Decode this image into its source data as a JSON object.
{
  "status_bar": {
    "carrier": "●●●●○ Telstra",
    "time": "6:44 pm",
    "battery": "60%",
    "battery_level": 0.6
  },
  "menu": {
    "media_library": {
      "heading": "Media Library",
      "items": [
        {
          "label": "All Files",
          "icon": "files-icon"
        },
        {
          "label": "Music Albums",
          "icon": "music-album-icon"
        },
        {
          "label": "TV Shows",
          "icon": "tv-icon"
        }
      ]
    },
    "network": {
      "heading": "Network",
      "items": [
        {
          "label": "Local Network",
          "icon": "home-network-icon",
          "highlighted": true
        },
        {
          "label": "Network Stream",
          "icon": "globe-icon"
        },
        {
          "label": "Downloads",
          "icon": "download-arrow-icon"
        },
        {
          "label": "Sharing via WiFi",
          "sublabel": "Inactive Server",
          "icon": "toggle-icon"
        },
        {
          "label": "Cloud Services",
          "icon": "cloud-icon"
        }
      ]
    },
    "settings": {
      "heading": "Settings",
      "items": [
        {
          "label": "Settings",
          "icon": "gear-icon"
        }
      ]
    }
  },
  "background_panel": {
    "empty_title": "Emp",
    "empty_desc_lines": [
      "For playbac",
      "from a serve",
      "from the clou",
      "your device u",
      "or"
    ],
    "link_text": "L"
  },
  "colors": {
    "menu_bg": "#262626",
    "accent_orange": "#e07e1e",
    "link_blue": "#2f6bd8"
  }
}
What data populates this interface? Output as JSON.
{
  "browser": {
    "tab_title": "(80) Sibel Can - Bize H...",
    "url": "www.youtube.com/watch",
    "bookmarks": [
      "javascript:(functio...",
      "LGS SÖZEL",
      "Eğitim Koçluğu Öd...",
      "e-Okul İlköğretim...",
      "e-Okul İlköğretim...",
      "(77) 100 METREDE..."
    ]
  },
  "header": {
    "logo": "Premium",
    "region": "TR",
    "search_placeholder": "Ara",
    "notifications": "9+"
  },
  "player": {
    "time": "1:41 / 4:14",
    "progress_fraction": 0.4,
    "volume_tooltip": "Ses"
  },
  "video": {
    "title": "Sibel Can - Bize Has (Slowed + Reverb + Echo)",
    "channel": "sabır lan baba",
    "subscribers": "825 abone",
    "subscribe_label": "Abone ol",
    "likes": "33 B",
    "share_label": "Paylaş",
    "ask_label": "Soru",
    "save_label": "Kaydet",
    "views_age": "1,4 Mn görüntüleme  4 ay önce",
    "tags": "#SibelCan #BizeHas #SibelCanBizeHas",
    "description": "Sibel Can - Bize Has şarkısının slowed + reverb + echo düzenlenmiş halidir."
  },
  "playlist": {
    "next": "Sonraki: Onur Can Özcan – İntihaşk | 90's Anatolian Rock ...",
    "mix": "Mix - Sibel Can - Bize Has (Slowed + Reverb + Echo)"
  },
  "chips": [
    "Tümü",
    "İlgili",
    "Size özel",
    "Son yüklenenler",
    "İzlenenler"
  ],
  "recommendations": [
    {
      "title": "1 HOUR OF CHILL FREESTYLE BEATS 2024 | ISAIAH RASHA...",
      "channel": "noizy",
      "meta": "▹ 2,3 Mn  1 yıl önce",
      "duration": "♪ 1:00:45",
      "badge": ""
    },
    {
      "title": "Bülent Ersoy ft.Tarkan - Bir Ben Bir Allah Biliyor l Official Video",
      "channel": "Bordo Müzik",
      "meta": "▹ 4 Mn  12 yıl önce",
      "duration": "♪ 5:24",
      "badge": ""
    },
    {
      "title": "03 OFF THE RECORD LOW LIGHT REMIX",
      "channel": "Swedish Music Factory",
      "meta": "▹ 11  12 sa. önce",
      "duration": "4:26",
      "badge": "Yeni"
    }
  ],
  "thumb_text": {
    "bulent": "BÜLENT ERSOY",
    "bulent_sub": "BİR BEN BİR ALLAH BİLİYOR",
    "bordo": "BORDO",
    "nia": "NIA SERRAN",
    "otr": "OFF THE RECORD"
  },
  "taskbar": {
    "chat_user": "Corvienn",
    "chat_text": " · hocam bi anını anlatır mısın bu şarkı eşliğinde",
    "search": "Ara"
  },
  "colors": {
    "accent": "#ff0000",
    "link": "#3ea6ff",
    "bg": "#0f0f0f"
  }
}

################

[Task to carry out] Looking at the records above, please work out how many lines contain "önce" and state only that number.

[Answer box] 4